RECORDED DATA:
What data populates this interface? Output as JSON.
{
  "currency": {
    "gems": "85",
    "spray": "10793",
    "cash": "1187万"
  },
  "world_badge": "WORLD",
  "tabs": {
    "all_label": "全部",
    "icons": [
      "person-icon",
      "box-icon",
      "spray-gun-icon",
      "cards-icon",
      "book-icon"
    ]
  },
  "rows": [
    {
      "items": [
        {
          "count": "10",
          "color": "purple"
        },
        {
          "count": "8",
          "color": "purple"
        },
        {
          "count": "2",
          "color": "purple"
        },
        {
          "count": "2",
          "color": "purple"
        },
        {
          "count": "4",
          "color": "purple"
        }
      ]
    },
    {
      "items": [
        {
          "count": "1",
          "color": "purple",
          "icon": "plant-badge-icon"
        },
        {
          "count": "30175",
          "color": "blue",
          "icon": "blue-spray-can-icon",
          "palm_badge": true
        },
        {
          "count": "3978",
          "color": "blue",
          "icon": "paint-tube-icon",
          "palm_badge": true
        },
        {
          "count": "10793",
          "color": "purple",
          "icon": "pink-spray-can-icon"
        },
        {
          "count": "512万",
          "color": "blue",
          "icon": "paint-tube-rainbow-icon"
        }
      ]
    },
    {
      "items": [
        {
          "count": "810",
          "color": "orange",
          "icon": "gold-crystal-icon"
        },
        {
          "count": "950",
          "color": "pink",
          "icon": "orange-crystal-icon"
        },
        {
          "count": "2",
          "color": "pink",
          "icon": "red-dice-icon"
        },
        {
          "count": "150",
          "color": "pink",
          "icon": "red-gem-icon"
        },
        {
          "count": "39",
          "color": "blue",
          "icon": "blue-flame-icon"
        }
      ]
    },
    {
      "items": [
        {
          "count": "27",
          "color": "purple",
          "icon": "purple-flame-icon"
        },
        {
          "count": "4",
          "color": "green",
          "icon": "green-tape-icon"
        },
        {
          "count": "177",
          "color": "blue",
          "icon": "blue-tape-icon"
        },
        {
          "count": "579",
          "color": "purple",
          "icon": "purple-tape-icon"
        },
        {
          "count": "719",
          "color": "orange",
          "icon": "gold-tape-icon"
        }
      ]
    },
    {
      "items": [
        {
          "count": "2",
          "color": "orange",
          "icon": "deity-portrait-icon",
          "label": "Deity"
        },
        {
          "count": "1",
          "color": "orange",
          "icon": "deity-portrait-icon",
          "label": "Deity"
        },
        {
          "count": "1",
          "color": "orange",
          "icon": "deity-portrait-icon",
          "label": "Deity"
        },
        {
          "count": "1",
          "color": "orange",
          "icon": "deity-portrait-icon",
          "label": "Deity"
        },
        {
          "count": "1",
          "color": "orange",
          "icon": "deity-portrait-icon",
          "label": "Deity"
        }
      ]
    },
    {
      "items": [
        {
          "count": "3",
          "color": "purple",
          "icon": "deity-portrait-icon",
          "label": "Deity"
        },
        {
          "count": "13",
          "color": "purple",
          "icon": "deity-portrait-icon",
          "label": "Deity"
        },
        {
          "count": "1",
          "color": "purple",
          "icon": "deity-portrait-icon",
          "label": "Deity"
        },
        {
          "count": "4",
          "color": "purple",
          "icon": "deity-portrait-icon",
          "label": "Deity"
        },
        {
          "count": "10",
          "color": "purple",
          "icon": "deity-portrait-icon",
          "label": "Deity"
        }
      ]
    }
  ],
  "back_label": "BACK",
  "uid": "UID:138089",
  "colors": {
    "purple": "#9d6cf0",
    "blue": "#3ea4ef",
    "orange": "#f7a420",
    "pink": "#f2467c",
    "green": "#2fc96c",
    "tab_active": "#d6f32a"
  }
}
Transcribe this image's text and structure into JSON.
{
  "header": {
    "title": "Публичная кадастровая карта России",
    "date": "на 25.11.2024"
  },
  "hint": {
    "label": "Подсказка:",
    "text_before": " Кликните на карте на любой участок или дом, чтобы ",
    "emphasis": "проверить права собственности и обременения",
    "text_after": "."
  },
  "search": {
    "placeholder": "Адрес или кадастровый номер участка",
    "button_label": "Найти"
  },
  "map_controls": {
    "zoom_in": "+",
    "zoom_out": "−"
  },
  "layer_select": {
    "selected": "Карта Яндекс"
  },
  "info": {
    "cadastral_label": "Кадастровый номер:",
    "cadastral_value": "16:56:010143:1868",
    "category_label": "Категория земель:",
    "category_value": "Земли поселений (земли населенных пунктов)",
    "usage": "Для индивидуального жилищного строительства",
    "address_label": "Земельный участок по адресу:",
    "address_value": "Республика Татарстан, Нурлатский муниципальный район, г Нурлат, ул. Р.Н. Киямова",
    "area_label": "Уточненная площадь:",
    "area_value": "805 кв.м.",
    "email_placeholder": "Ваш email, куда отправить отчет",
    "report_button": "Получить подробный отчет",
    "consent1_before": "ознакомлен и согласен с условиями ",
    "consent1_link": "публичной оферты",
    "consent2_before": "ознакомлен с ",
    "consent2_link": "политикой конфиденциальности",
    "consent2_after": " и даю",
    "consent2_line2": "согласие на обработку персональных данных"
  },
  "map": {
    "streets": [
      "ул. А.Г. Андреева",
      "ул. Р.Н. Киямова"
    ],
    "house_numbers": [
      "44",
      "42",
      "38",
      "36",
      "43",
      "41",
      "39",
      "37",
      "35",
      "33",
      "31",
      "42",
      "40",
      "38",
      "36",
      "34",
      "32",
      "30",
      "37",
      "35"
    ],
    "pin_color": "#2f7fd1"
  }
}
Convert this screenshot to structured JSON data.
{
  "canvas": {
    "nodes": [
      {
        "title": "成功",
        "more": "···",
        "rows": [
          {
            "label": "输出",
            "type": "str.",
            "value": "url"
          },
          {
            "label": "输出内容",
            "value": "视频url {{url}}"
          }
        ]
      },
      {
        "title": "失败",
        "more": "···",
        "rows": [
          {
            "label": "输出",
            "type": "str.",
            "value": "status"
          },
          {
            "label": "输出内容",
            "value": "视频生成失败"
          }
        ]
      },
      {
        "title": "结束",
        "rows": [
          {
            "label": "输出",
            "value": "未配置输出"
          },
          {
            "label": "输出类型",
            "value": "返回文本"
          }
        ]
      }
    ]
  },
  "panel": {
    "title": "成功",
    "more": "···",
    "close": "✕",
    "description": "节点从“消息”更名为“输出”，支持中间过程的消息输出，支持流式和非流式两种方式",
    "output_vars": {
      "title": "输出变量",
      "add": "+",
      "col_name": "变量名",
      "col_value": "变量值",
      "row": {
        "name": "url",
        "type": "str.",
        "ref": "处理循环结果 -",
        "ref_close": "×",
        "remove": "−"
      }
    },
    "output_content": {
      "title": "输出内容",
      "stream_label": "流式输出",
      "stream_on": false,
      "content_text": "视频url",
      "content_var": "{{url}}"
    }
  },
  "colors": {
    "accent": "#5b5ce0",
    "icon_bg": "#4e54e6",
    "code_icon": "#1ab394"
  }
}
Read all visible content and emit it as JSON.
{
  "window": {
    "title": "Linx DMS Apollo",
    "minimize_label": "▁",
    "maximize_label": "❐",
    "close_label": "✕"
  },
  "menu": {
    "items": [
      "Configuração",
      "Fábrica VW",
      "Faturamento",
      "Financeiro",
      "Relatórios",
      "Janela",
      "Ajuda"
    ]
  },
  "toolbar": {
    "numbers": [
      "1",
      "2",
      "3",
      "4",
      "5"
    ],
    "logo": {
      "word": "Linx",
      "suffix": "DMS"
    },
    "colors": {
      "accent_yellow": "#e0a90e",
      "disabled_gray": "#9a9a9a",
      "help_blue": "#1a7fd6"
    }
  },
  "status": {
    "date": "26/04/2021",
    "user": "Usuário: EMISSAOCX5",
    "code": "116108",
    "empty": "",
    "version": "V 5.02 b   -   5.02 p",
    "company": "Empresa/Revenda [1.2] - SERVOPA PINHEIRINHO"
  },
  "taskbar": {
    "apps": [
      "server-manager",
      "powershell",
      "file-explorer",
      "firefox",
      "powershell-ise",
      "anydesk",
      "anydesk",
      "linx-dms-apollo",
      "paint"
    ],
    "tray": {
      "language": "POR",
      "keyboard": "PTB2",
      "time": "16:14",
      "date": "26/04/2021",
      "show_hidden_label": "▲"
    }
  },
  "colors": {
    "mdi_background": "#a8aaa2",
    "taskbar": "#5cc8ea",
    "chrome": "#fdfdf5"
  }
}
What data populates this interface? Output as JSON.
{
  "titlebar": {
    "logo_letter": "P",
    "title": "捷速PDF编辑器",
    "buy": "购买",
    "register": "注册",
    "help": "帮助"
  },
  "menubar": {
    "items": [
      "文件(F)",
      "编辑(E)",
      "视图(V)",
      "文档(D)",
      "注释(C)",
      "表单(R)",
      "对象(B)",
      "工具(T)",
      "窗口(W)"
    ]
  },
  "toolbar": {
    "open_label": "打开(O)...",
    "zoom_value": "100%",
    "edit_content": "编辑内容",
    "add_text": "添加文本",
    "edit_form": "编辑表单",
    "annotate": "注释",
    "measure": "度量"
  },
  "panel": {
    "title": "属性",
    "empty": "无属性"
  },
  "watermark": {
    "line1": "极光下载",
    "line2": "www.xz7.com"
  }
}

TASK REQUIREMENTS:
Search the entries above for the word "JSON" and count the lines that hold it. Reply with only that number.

SOLUTION FOR THIS TASK:
5